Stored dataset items

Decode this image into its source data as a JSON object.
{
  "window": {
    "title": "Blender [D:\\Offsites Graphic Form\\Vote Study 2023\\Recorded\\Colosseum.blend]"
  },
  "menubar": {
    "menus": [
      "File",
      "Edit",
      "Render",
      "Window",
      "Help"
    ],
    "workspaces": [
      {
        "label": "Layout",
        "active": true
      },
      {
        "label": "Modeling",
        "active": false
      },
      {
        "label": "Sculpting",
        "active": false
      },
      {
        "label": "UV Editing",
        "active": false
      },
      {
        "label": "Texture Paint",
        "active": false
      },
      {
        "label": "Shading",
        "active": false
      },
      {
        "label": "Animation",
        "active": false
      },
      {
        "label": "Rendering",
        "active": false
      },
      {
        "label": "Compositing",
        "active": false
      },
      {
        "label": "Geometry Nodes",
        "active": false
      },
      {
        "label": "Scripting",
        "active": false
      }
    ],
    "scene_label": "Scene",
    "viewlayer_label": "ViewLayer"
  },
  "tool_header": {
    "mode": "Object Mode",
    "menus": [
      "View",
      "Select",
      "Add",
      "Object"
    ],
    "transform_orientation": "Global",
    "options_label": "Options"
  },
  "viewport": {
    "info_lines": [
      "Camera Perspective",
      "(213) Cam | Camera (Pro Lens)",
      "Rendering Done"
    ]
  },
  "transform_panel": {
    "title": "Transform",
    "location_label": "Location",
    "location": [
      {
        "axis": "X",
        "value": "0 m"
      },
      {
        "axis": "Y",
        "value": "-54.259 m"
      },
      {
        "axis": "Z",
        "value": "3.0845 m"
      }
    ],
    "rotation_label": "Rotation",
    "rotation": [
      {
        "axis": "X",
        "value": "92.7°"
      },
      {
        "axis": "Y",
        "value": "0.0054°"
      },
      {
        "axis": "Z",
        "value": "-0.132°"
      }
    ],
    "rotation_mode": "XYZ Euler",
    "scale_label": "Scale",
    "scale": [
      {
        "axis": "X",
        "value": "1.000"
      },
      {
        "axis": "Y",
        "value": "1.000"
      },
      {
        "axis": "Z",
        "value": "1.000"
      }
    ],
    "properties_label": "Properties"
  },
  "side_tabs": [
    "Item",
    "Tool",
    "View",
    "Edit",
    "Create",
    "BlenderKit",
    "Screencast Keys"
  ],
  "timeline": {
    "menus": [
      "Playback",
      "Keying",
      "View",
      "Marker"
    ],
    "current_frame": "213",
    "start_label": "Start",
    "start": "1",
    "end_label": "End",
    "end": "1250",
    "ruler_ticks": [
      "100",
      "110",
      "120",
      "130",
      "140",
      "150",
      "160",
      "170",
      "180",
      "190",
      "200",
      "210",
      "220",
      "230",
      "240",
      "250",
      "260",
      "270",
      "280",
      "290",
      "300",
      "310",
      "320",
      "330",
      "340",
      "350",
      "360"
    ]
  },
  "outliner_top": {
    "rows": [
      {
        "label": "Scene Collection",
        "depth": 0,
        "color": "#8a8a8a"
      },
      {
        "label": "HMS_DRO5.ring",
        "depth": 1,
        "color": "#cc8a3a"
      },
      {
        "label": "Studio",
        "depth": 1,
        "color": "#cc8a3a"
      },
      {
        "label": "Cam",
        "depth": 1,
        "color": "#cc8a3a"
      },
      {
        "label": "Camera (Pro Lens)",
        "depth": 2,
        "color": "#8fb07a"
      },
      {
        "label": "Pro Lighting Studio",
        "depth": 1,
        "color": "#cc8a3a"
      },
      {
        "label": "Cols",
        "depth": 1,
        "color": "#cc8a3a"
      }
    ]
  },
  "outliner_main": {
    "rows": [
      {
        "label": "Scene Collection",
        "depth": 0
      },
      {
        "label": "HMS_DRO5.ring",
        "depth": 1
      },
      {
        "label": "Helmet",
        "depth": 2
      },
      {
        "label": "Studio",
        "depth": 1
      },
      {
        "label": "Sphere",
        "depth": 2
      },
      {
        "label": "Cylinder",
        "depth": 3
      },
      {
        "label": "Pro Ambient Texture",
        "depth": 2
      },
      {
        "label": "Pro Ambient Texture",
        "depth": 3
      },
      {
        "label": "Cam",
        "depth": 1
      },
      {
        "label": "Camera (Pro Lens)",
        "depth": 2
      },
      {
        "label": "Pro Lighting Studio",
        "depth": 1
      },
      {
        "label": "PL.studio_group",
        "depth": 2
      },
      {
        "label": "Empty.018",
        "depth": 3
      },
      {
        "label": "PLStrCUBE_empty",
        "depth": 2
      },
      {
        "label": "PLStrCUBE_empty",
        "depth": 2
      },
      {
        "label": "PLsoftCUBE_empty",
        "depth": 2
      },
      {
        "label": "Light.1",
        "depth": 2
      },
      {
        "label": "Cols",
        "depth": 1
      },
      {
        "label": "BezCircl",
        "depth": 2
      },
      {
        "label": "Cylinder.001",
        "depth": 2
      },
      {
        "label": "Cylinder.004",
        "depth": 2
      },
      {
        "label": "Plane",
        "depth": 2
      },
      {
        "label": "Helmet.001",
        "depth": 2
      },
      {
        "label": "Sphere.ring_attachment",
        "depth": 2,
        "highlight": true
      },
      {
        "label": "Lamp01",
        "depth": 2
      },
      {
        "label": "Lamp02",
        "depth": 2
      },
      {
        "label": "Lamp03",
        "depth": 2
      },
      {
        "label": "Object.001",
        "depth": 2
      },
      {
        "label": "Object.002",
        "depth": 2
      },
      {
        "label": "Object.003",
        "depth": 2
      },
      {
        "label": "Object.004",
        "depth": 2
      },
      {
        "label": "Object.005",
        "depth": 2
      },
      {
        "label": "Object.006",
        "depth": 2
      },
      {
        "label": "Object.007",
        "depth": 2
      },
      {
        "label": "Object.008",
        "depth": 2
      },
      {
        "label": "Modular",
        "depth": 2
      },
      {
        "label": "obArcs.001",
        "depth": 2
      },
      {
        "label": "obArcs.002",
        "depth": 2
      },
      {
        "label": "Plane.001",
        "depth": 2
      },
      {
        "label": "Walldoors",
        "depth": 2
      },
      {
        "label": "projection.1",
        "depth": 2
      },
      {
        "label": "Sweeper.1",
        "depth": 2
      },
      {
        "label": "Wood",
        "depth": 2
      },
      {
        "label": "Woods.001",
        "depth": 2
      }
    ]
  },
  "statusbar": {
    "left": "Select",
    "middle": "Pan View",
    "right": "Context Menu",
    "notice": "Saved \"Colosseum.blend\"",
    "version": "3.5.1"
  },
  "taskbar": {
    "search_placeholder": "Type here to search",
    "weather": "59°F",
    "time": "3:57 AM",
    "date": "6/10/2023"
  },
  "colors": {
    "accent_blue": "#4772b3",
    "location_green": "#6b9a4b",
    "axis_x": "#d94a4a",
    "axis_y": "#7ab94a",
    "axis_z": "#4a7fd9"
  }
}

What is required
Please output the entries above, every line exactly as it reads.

Reply to the task
Decode this image into its source data as a JSON object.
{
  "window": {
    "title": "Blender [D:\\Offsites Graphic Form\\Vote Study 2023\\Recorded\\Colosseum.blend]"
  },
  "menubar": {
    "menus": [
      "File",
      "Edit",
      "Render",
      "Window",
      "Help"
    ],
    "workspaces": [
      {
        "label": "Layout",
        "active": true
      },
      {
        "label": "Modeling",
        "active": false
      },
      {
        "label": "Sculpting",
        "active": false
      },
      {
        "label": "UV Editing",
        "active": false
      },
      {
        "label": "Texture Paint",
        "active": false
      },
      {
        "label": "Shading",
        "active": false
      },
      {
        "label": "Animation",
        "active": false
      },
      {
        "label": "Rendering",
        "active": false
      },
      {
        "label": "Compositing",
        "active": false
      },
      {
        "label": "Geometry Nodes",
        "active": false
      },
      {
        "label": "Scripting",
        "active": false
      }
    ],
    "scene_label": "Scene",
    "viewlayer_label": "ViewLayer"
  },
  "tool_header": {
    "mode": "Object Mode",
    "menus": [
      "View",
      "Select",
      "Add",
      "Object"
    ],
    "transform_orientation": "Global",
    "options_label": "Options"
  },
  "viewport": {
    "info_lines": [
      "Camera Perspective",
      "(213) Cam | Camera (Pro Lens)",
      "Rendering Done"
    ]
  },
  "transform_panel": {
    "title": "Transform",
    "location_label": "Location",
    "location": [
      {
        "axis": "X",
        "value": "0 m"
      },
      {
        "axis": "Y",
        "value": "-54.259 m"
      },
      {
        "axis": "Z",
        "value": "3.0845 m"
      }
    ],
    "rotation_label": "Rotation",
    "rotation": [
      {
        "axis": "X",
        "value": "92.7°"
      },
      {
        "axis": "Y",
        "value": "0.0054°"
      },
      {
        "axis": "Z",
        "value": "-0.132°"
      }
    ],
    "rotation_mode": "XYZ Euler",
    "scale_label": "Scale",
    "scale": [
      {
        "axis": "X",
        "value": "1.000"
      },
      {
        "axis": "Y",
        "value": "1.000"
      },
      {
        "axis": "Z",
        "value": "1.000"
      }
    ],
    "properties_label": "Properties"
  },
  "side_tabs": [
    "Item",
    "Tool",
    "View",
    "Edit",
    "Create",
    "BlenderKit",
    "Screencast Keys"
  ],
  "timeline": {
    "menus": [
      "Playback",
      "Keying",
      "View",
      "Marker"
    ],
    "current_frame": "213",
    "start_label": "Start",
    "start": "1",
    "end_label": "End",
    "end": "1250",
    "ruler_ticks": [
      "100",
      "110",
      "120",
      "130",
      "140",
      "150",
      "160",
      "170",
      "180",
      "190",
      "200",
      "210",
      "220",
      "230",
      "240",
      "250",
      "260",
      "270",
      "280",
      "290",
      "300",
      "310",
      "320",
      "330",
      "340",
      "350",
      "360"
    ]
  },
  "outliner_top": {
    "rows": [
      {
        "label": "Scene Collection",
        "depth": 0,
        "color": "#8a8a8a"
      },
      {
        "label": "HMS_DRO5.ring",
        "depth": 1,
        "color": "#cc8a3a"
      },
      {
        "label": "Studio",
        "depth": 1,
        "color": "#cc8a3a"
      },
      {
        "label": "Cam",
        "depth": 1,
        "color": "#cc8a3a"
      },
      {
        "label": "Camera (Pro Lens)",
        "depth": 2,
        "color": "#8fb07a"
      },
      {
        "label": "Pro Lighting Studio",
        "depth": 1,
        "color": "#cc8a3a"
      },
      {
        "label": "Cols",
        "depth": 1,
        "color": "#cc8a3a"
      }
    ]
  },
  "outliner_main": {
    "rows": [
      {
        "label": "Scene Collection",
        "depth": 0
      },
      {
        "label": "HMS_DRO5.ring",
        "depth": 1
      },
      {
        "label": "Helmet",
        "depth": 2
      },
      {
        "label": "Studio",
        "depth": 1
      },
      {
        "label": "Sphere",
        "depth": 2
      },
      {
        "label": "Cylinder",
        "depth": 3
      },
      {
        "label": "Pro Ambient Texture",
        "depth": 2
      },
      {
        "label": "Pro Ambient Texture",
        "depth": 3
      },
      {
        "label": "Cam",
        "depth": 1
      },
      {
        "label": "Camera (Pro Lens)",
        "depth": 2
      },
      {
        "label": "Pro Lighting Studio",
        "depth": 1
      },
      {
        "label": "PL.studio_group",
        "depth": 2
      },
      {
        "label": "Empty.018",
        "depth": 3
      },
      {
        "label": "PLStrCUBE_empty",
        "depth": 2
      },
      {
        "label": "PLStrCUBE_empty",
        "depth": 2
      },
      {
        "label": "PLsoftCUBE_empty",
        "depth": 2
      },
      {
        "label": "Light.1",
        "depth": 2
      },
      {
        "label": "Cols",
        "depth": 1
      },
      {
        "label": "BezCircl",
        "depth": 2
      },
      {
        "label": "Cylinder.001",
        "depth": 2
      },
      {
        "label": "Cylinder.004",
        "depth": 2
      },
      {
        "label": "Plane",
        "depth": 2
      },
      {
        "label": "Helmet.001",
        "depth": 2
      },
      {
        "label": "Sphere.ring_attachment",
        "depth": 2,
        "highlight": true
      },
      {
        "label": "Lamp01",
        "depth": 2
      },
      {
        "label": "Lamp02",
        "depth": 2
      },
      {
        "label": "Lamp03",
        "depth": 2
      },
      {
        "label": "Object.001",
        "depth": 2
      },
      {
        "label": "Object.002",
        "depth": 2
      },
      {
        "label": "Object.003",
        "depth": 2
      },
      {
        "label": "Object.004",
        "depth": 2
      },
      {
        "label": "Object.005",
        "depth": 2
      },
      {
        "label": "Object.006",
        "depth": 2
      },
      {
        "label": "Object.007",
        "depth": 2
      },
      {
        "label": "Object.008",
        "depth": 2
      },
      {
        "label": "Modular",
        "depth": 2
      },
      {
        "label": "obArcs.001",
        "depth": 2
      },
      {
        "label": "obArcs.002",
        "depth": 2
      },
      {
        "label": "Plane.001",
        "depth": 2
      },
      {
        "label": "Walldoors",
        "depth": 2
      },
      {
        "label": "projection.1",
        "depth": 2
      },
      {
        "label": "Sweeper.1",
        "depth": 2
      },
      {
        "label": "Wood",
        "depth": 2
      },
      {
        "label": "Woods.001",
        "depth": 2
      }
    ]
  },
  "statusbar": {
    "left": "Select",
    "middle": "Pan View",
    "right": "Context Menu",
    "notice": "Saved \"Colosseum.blend\"",
    "version": "3.5.1"
  },
  "taskbar": {
    "search_placeholder": "Type here to search",
    "weather": "59°F",
    "time": "3:57 AM",
    "date": "6/10/2023"
  },
  "colors": {
    "accent_blue": "#4772b3",
    "location_green": "#6b9a4b",
    "axis_x": "#d94a4a",
    "axis_y": "#7ab94a",
    "axis_z": "#4a7fd9"
  }
}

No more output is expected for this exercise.